WHAT IS EXPECTED -
Please count the lines below that contain the word "More", and reply with that number alone.

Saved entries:
====

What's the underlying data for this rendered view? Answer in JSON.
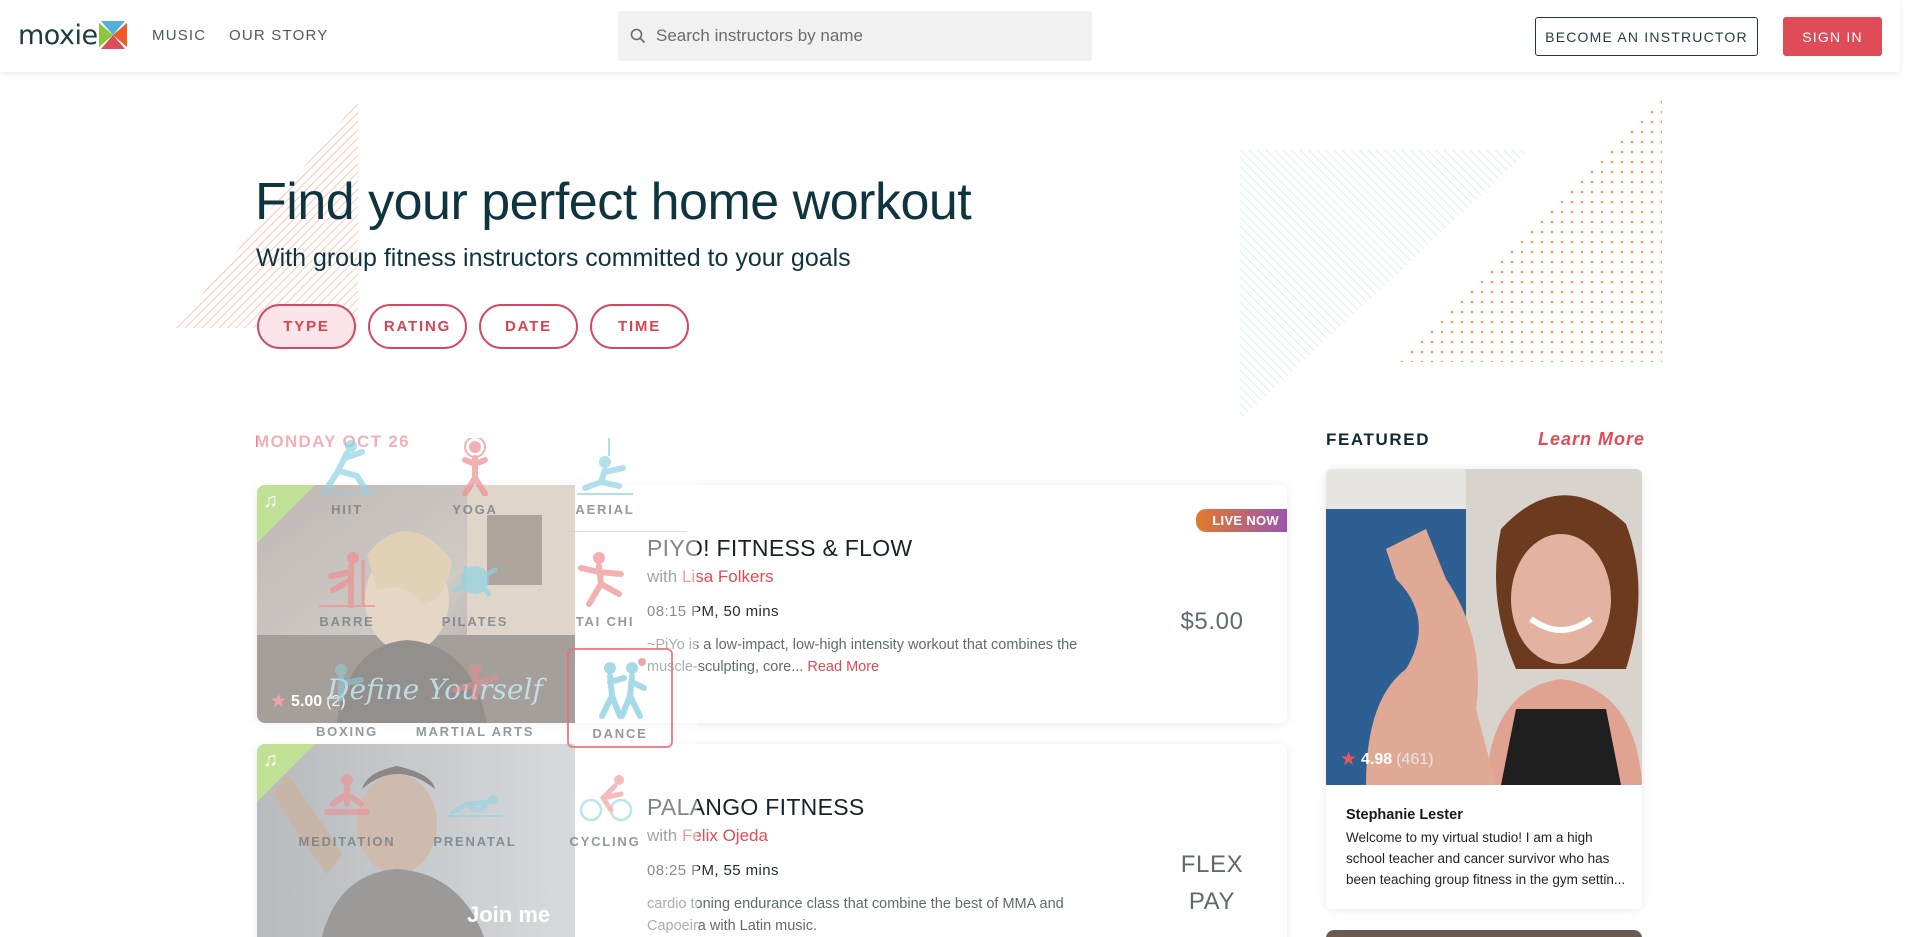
{
  "header": {
    "logo_text": "moxie",
    "nav": [
      "MUSIC",
      "OUR STORY"
    ],
    "search_placeholder": "Search instructors by name",
    "become_instructor": "BECOME AN INSTRUCTOR",
    "sign_in": "SIGN IN"
  },
  "hero": {
    "title": "Find your perfect home workout",
    "subtitle": "With group fitness instructors committed to your goals",
    "filters": [
      "TYPE",
      "RATING",
      "DATE",
      "TIME"
    ],
    "active_filter": "TYPE"
  },
  "type_menu": {
    "options": [
      "HIIT",
      "YOGA",
      "AERIAL",
      "BARRE",
      "PILATES",
      "TAI CHI",
      "BOXING",
      "MARTIAL ARTS",
      "DANCE",
      "MEDITATION",
      "PRENATAL",
      "CYCLING"
    ],
    "selected": "DANCE"
  },
  "schedule": {
    "day": "MONDAY OCT 26",
    "classes": [
      {
        "title": "PIYO! FITNESS & FLOW",
        "with": "with",
        "instructor": "Lisa Folkers",
        "time": "08:15 PM, 50 mins",
        "description": "~PiYo is a low-impact, low-high intensity workout that combines the muscle-sculpting, core...",
        "read_more": "Read More",
        "price": "$5.00",
        "rating": "5.00",
        "rating_count": "(2)",
        "image_caption": "Define Yourself",
        "badge": "LIVE NOW",
        "has_music": true
      },
      {
        "title": "PALANGO FITNESS",
        "with": "with",
        "instructor": "Felix Ojeda",
        "time": "08:25 PM, 55 mins",
        "description": "cardio toning endurance class that combine the best of MMA and Capoeira with Latin music.",
        "price_line1": "FLEX",
        "price_line2": "PAY",
        "image_caption": "Join me",
        "has_music": true
      }
    ]
  },
  "featured": {
    "heading": "FEATURED",
    "learn_more": "Learn More",
    "instructor": {
      "name": "Stephanie Lester",
      "rating": "4.98",
      "rating_count": "(461)",
      "bio": "Welcome to my virtual studio! I am a high school teacher and cancer survivor who has been teaching group fitness in the gym settin..."
    }
  },
  "colors": {
    "brand_red": "#e04b58",
    "navy": "#0f3440",
    "ribbon_green": "#8cc63f",
    "icon_blue": "#8fd3e3",
    "icon_pink": "#ef8f92"
  }
}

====

YOUR RESPONSE -
2